Dataset rows describing interfaces:
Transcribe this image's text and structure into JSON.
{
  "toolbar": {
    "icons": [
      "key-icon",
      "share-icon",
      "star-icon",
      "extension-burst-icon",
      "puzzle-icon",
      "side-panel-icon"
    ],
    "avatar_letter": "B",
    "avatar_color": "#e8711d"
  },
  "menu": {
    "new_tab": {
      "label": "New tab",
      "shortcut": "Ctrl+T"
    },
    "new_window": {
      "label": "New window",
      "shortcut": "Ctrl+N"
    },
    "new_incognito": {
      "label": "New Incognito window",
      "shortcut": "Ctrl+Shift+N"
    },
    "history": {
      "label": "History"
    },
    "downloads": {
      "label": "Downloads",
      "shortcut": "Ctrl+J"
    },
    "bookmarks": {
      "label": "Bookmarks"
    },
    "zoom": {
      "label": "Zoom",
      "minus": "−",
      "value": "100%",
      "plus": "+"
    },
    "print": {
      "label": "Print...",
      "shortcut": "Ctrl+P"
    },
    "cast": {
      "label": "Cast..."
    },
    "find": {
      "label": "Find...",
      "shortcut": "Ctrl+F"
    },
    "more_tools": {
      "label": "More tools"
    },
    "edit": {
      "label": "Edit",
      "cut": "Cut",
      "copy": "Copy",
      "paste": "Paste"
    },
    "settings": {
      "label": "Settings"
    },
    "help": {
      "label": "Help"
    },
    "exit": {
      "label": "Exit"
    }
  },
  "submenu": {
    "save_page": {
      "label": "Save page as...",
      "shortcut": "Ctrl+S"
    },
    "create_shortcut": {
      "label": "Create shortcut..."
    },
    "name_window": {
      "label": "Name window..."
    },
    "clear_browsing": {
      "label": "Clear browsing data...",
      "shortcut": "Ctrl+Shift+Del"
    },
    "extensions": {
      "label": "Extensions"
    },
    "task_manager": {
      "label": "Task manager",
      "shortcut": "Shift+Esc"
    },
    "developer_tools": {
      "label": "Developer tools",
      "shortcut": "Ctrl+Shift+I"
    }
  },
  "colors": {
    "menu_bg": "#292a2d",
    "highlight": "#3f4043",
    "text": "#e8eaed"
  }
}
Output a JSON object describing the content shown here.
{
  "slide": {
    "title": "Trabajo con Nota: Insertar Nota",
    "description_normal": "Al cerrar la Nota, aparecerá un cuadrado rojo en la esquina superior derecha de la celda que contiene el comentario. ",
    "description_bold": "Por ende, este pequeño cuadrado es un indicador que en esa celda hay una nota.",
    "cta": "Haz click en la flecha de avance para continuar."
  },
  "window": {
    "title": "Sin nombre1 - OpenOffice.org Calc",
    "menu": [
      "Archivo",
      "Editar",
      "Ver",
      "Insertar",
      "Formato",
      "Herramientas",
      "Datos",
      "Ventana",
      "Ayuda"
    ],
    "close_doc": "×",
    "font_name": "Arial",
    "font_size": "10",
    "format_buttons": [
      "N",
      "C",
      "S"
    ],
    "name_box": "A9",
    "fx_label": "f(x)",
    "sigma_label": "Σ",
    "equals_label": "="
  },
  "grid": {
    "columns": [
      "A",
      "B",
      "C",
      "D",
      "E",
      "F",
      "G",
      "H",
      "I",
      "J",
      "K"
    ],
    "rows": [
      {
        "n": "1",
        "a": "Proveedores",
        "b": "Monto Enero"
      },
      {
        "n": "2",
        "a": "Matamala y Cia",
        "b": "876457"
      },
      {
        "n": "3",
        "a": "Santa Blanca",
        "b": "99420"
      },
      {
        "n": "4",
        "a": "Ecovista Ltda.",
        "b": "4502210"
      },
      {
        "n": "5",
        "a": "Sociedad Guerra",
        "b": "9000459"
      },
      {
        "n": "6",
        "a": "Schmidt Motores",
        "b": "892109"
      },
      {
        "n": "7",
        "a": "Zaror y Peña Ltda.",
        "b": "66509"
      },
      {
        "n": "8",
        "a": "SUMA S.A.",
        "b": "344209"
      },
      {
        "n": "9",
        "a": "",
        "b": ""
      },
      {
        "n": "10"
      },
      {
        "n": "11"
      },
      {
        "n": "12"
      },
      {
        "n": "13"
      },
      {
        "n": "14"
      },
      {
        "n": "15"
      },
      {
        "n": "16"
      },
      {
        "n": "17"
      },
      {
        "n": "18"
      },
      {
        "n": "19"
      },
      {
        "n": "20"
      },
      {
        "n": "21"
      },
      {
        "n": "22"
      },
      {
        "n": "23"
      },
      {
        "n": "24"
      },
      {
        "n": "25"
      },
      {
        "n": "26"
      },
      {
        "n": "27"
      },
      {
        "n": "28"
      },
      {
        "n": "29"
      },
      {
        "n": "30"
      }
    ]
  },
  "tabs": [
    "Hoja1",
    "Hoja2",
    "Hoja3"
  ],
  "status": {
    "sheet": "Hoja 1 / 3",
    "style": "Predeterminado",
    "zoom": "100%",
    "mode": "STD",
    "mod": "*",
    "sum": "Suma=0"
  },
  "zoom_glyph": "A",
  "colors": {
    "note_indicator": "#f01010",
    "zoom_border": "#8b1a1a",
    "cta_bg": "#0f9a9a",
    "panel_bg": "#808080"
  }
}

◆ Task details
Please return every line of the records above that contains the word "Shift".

◆ Response below
      "shortcut": "Ctrl+Shift+N"
      "shortcut": "Ctrl+Shift+Del"
      "shortcut": "Shift+Esc"
      "shortcut": "Ctrl+Shift+I"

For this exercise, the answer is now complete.